Back to School, Getting Kids Ready

Back to School, Getting Kids Ready

Heading back to school can be a stressful endeavor, but it doesn’t have to be! Though it is impossible for you to completely eliminate worry when it comes to your child, we can certainly give you some tips to make the transition from summer to schooling as easy as possible. 


Open the Conversation

 

The easiest way to make a plan tailored to your child’s needs and/or anxieties is to have an open conversation with your child about their feelings. Asking your child to express how returning to school, entering the classroom, making new friends, etc. makes them feel, can provide the perfect starting point for making a plan of action.


Setting Goals

 

In the aforementioned conversation, you and your child can set educational and social goals for the year as well as go over strategies to tackle these goals. Having goals established for your child can help them pursue creative interests and potentially develop their academic or social skills. Teaching your child to set goals and pursue them will create the foundation for an engaged and motivated approach to learning. 


Visiting the Classroom

 

One way to decrease parent and child anxiety surrounding returning to school is to visit your child’s classroom ahead of time. This can give you both the chance to get a feel for the classroom and make the space more familiar for your child’s first day.
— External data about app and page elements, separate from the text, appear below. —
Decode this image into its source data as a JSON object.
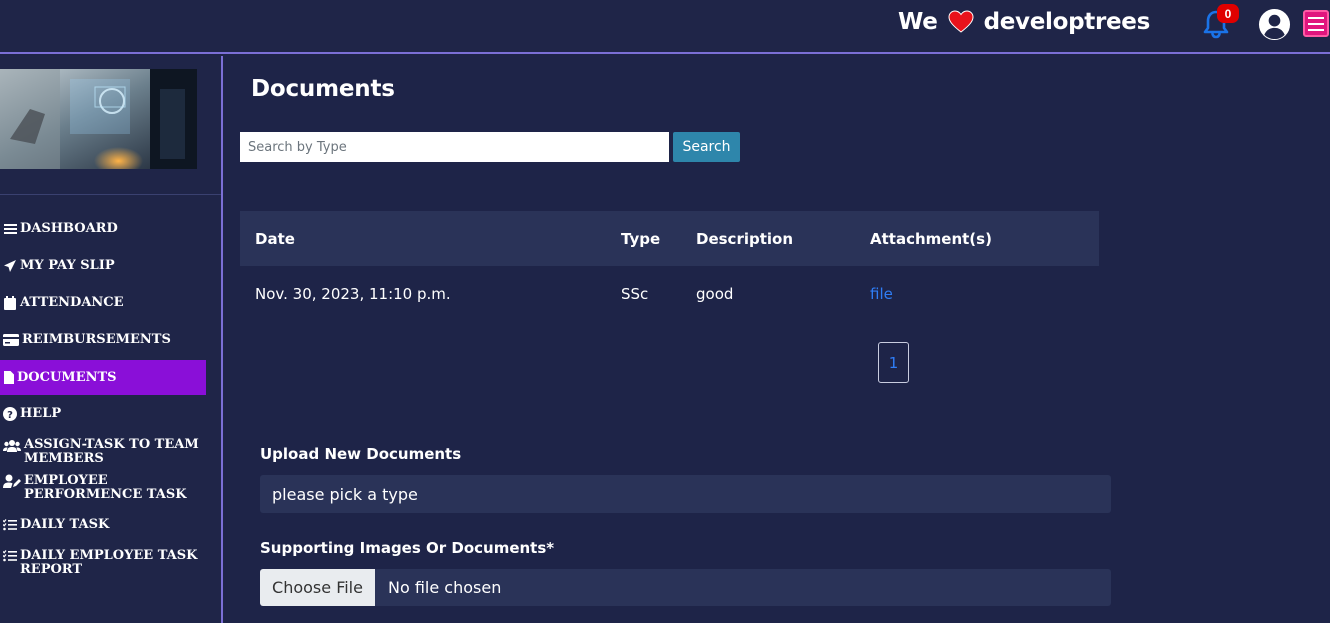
{
  "header": {
    "brand_prefix": "We",
    "brand_name": "developtrees",
    "notification_count": "0",
    "icons": {
      "bell": "bell-icon",
      "user": "user-circle-icon",
      "menu": "hamburger-icon",
      "heart": "heart-icon"
    },
    "colors": {
      "background": "#1f2548",
      "accent_border": "#7b6fd6",
      "menu_button": "#e1157e",
      "badge": "#e00000",
      "bell": "#1a73e8"
    }
  },
  "sidebar": {
    "items": [
      {
        "label": "DASHBOARD",
        "icon": "bars-icon"
      },
      {
        "label": "MY PAY SLIP",
        "icon": "paper-plane-icon"
      },
      {
        "label": "ATTENDANCE",
        "icon": "calendar-icon"
      },
      {
        "label": "REIMBURSEMENTS",
        "icon": "credit-card-icon"
      },
      {
        "label": "DOCUMENTS",
        "icon": "file-icon",
        "active": true
      },
      {
        "label": "HELP",
        "icon": "question-circle-icon"
      },
      {
        "label": "ASSIGN-TASK TO TEAM MEMBERS",
        "icon": "users-icon"
      },
      {
        "label": "EMPLOYEE PERFORMENCE TASK",
        "icon": "user-edit-icon"
      },
      {
        "label": "DAILY TASK",
        "icon": "tasks-icon"
      },
      {
        "label": "DAILY EMPLOYEE TASK REPORT",
        "icon": "tasks-icon"
      }
    ],
    "active_color": "#8a0fd8"
  },
  "main": {
    "title": "Documents",
    "search": {
      "placeholder": "Search by Type",
      "value": "",
      "button_label": "Search"
    },
    "table": {
      "headers": [
        "Date",
        "Type",
        "Description",
        "Attachment(s)"
      ],
      "rows": [
        {
          "date": "Nov. 30, 2023, 11:10 p.m.",
          "type": "SSc",
          "description": "good",
          "attachment": "file"
        }
      ]
    },
    "pagination": {
      "current_page": "1"
    },
    "upload": {
      "section_label": "Upload New Documents",
      "type_select_value": "please pick a type",
      "supporting_label": "Supporting Images Or Documents*",
      "choose_file_label": "Choose File",
      "file_status": "No file chosen"
    }
  }
}
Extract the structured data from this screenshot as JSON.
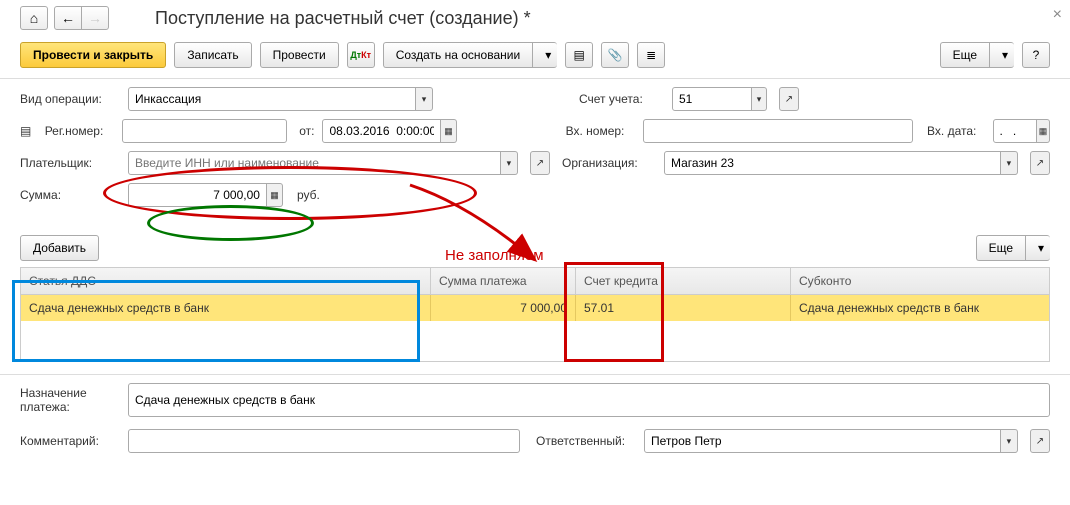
{
  "title": "Поступление на расчетный счет (создание) *",
  "toolbar": {
    "post_and_close": "Провести и закрыть",
    "save": "Записать",
    "post": "Провести",
    "create_based": "Создать на основании",
    "more": "Еще"
  },
  "fields": {
    "op_type_label": "Вид операции:",
    "op_type_value": "Инкассация",
    "account_label": "Счет учета:",
    "account_value": "51",
    "reg_num_label": "Рег.номер:",
    "reg_num_value": "",
    "date_from_label": "от:",
    "date_value": "08.03.2016  0:00:00",
    "in_num_label": "Вх. номер:",
    "in_num_value": "",
    "in_date_label": "Вх. дата:",
    "in_date_value": ".   .",
    "payer_label": "Плательщик:",
    "payer_placeholder": "Введите ИНН или наименование",
    "org_label": "Организация:",
    "org_value": "Магазин 23",
    "sum_label": "Сумма:",
    "sum_value": "7 000,00",
    "sum_currency": "руб.",
    "purpose_label": "Назначение\nплатежа:",
    "purpose_value": "Сдача денежных средств в банк",
    "comment_label": "Комментарий:",
    "comment_value": "",
    "responsible_label": "Ответственный:",
    "responsible_value": "Петров Петр"
  },
  "table": {
    "add_btn": "Добавить",
    "more_btn": "Еще",
    "headers": [
      "Статья ДДС",
      "Сумма платежа",
      "Счет кредита",
      "Субконто"
    ],
    "row": {
      "article": "Сдача денежных средств в банк",
      "sum": "7 000,00",
      "credit_account": "57.01",
      "subkonto": "Сдача денежных средств в банк"
    }
  },
  "annotations": {
    "not_fill": "Не заполняем"
  }
}
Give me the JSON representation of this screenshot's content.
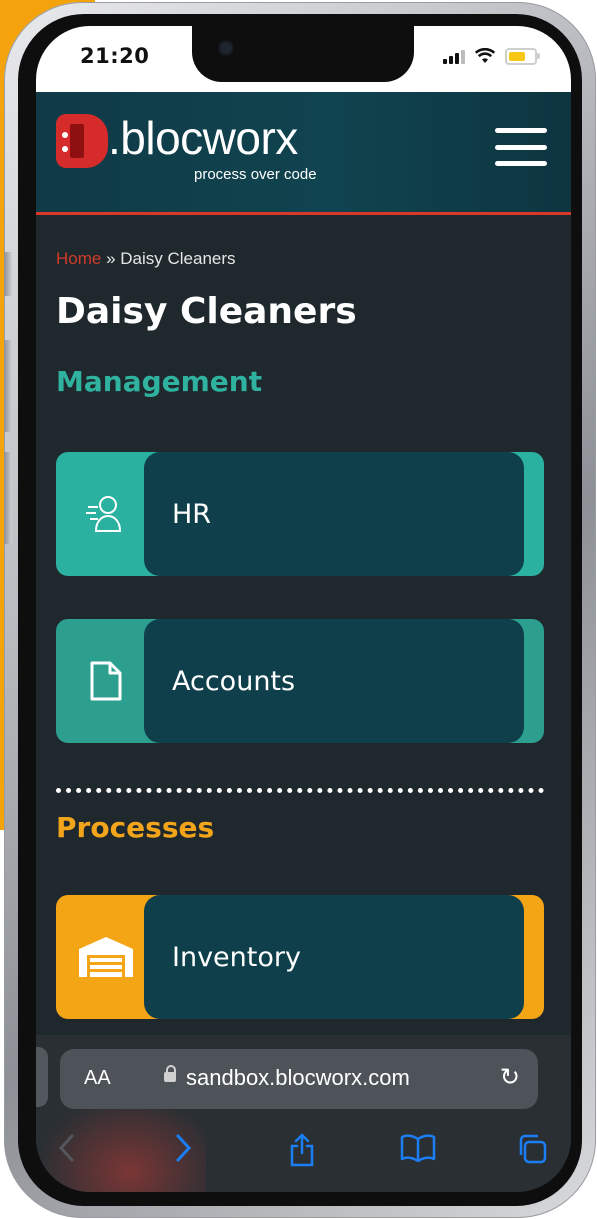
{
  "status_bar": {
    "time": "21:20",
    "signal_icon": "cellular-signal-icon",
    "wifi_icon": "wifi-icon",
    "battery_icon": "battery-icon"
  },
  "header": {
    "logo_text": ".blocworx",
    "logo_tagline": "process over code",
    "menu_icon": "hamburger-menu-icon"
  },
  "breadcrumb": {
    "home": "Home",
    "separator": " » ",
    "current": "Daisy Cleaners"
  },
  "page_title": "Daisy Cleaners",
  "sections": {
    "management": {
      "title": "Management",
      "tiles": [
        {
          "label": "HR",
          "icon": "person-profile-icon"
        },
        {
          "label": "Accounts",
          "icon": "document-icon"
        }
      ]
    },
    "processes": {
      "title": "Processes",
      "tiles": [
        {
          "label": "Inventory",
          "icon": "warehouse-icon"
        }
      ]
    }
  },
  "browser": {
    "text_size_label": "AA",
    "url": "sandbox.blocworx.com",
    "icons": {
      "lock": "lock-icon",
      "reload": "reload-icon",
      "back": "back-chevron-icon",
      "forward": "forward-chevron-icon",
      "share": "share-icon",
      "bookmarks": "bookmarks-icon",
      "tabs": "tabs-icon"
    }
  },
  "colors": {
    "accent_red": "#d9382b",
    "teal": "#2bb1a0",
    "orange": "#f4a516",
    "header_bg": "#0f3a46",
    "tile_body": "#0f3f4b"
  }
}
Visiting school can also give you, as a parent or guardian, the opportunity to talk with your child’s teacher about any questions or concerns. 


Prepping Immunity

 

Sending your child back to school during a global pandemic can certainly be frightening. Establishing boundaries with your child concerning sharing food with other students, washing their hands, using hand sanitizer, etc. can help you and your family stay safe amidst a germ-conducive environment. You can also introduce more Vitamin C, whether through citrus or supplement form, to boost your child’s immune system and help keep them safe. You can also set these kinds of boundaries with your child’s teacher, in case your child needs a reminder or faces an issue when you aren’t around.